A very popular method of ransomware distribution is spamming campaigns. Users can get an e-mail with an attached file, where the file looks like a document or an image of an invoice, for example, but in reality, it is a malicious executable file. Many users are misled by this attachment because it may have a false extension and a corresponding icon. Understanding how ransomware virus removal can benefit you is the first step to protecting your business.

Ignore spam content

Spam can convince users that it is urgent for them to open it and check the attachment for more information. Obviously, the object of such spam must be something the user might believe or consider essential. This may be a bank notification that suspicious activity has been detected on their card or bank account, an overdue invoice, problems with their flight booking, and so on.

It is most likely that people will want to see the contents of this mail even if they knew or thought it may be spam. Again, experts need to remind folks constantly that viewing this type of attachment is equivalent to asking vicious ransomware to walk right in. If you do not have a backup, the sad truth is that all you can do is remove the $ucyLocker Ransomware and pray for a free tool to emerge on the web soon.

How ransomware works

This ransomware adds “.WINDOWS” extension to the original filename. It mainly targets usual personal files, such as photos, documents, videos, audio files, and databases, in order to cause as much damage as possible to the user. After encryption, this infection creates a text file called “READ_IT.txt” on the desktop. This file contains basic information about the attack.

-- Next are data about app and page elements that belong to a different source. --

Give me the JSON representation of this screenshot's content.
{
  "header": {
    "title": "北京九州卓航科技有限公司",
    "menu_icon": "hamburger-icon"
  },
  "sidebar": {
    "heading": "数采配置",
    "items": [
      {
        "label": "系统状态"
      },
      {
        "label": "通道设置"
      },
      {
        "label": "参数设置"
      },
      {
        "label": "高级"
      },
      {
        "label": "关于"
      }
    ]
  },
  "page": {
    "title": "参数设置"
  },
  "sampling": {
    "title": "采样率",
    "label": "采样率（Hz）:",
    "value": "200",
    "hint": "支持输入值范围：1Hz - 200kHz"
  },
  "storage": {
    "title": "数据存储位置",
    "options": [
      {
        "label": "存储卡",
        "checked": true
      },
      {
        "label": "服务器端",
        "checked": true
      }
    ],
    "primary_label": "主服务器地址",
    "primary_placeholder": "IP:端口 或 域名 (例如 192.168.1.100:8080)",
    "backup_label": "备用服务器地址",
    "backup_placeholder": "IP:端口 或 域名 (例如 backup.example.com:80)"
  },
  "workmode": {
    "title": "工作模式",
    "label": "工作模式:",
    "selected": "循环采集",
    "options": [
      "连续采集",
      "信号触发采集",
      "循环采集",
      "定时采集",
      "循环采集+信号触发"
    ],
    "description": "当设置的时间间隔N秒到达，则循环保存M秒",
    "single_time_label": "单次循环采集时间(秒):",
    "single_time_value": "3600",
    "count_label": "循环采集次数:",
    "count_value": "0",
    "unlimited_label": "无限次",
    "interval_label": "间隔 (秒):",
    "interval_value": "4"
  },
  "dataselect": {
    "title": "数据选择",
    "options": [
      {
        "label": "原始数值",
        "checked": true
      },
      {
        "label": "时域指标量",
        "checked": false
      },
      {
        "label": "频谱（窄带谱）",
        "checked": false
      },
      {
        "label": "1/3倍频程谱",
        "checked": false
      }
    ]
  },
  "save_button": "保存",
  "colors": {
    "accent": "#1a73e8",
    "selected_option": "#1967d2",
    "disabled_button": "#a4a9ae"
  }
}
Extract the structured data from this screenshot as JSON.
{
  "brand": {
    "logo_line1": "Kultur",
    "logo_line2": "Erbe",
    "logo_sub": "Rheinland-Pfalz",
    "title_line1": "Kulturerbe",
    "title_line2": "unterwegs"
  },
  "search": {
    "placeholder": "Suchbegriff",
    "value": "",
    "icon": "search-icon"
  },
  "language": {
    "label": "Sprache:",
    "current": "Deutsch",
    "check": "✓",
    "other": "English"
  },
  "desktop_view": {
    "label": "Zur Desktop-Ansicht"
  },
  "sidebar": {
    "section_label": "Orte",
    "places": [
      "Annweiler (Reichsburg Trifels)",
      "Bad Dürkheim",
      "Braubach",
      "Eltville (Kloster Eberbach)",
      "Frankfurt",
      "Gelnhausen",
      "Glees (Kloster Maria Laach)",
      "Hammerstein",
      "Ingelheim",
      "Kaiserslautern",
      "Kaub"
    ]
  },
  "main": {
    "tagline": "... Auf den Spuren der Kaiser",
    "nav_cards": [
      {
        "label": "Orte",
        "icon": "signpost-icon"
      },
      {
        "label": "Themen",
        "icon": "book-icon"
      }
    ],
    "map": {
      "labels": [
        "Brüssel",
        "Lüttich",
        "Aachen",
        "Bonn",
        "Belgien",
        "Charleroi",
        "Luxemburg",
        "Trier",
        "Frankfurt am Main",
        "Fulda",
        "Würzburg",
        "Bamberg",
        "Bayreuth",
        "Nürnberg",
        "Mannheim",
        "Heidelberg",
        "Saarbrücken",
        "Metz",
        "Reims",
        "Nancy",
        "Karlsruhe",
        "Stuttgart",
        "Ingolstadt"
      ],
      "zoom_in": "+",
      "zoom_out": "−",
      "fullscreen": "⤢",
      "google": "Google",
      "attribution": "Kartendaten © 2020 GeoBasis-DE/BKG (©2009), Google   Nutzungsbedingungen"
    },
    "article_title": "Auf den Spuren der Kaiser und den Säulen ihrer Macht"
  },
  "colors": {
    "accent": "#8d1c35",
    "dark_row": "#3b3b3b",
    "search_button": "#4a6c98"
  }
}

In order to protect the hacker’s malicious intentions, the ransomware blocks the “Task Manager”, so users cannot end the malicious process. Fortunately, the screen is not locked so people can still trick this ransomware and allow the Task Manager to pop up. Your screen turns black and the ransom demand is presented as a screening program without a window. Determining which threat is real isn’t the problem; it’s rather performing actions to allow ransomware to be installed.